EXERCISE INSTRUCTIONS = Before you finish, make sure each line of the records has been retyped exactly.
*** AVAILABLE DATA ***
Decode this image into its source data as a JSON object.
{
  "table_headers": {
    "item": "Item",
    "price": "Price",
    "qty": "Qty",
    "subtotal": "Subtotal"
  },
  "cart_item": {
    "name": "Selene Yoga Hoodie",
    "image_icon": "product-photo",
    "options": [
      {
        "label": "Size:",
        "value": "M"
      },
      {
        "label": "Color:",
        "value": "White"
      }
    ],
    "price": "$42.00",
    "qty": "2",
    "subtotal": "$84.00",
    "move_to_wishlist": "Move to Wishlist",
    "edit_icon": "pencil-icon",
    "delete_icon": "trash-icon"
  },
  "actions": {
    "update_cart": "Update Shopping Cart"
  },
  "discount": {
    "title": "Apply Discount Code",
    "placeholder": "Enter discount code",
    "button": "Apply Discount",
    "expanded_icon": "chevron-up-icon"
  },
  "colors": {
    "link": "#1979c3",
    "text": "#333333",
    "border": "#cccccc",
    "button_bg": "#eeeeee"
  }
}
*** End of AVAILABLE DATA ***
EXERCISE OUTPUT =
Decode this image into its source data as a JSON object.
{
  "table_headers": {
    "item": "Item",
    "price": "Price",
    "qty": "Qty",
    "subtotal": "Subtotal"
  },
  "cart_item": {
    "name": "Selene Yoga Hoodie",
    "image_icon": "product-photo",
    "options": [
      {
        "label": "Size:",
        "value": "M"
      },
      {
        "label": "Color:",
        "value": "White"
      }
    ],
    "price": "$42.00",
    "qty": "2",
    "subtotal": "$84.00",
    "move_to_wishlist": "Move to Wishlist",
    "edit_icon": "pencil-icon",
    "delete_icon": "trash-icon"
  },
  "actions": {
    "update_cart": "Update Shopping Cart"
  },
  "discount": {
    "title": "Apply Discount Code",
    "placeholder": "Enter discount code",
    "button": "Apply Discount",
    "expanded_icon": "chevron-up-icon"
  },
  "colors": {
    "link": "#1979c3",
    "text": "#333333",
    "border": "#cccccc",
    "button_bg": "#eeeeee"
  }
}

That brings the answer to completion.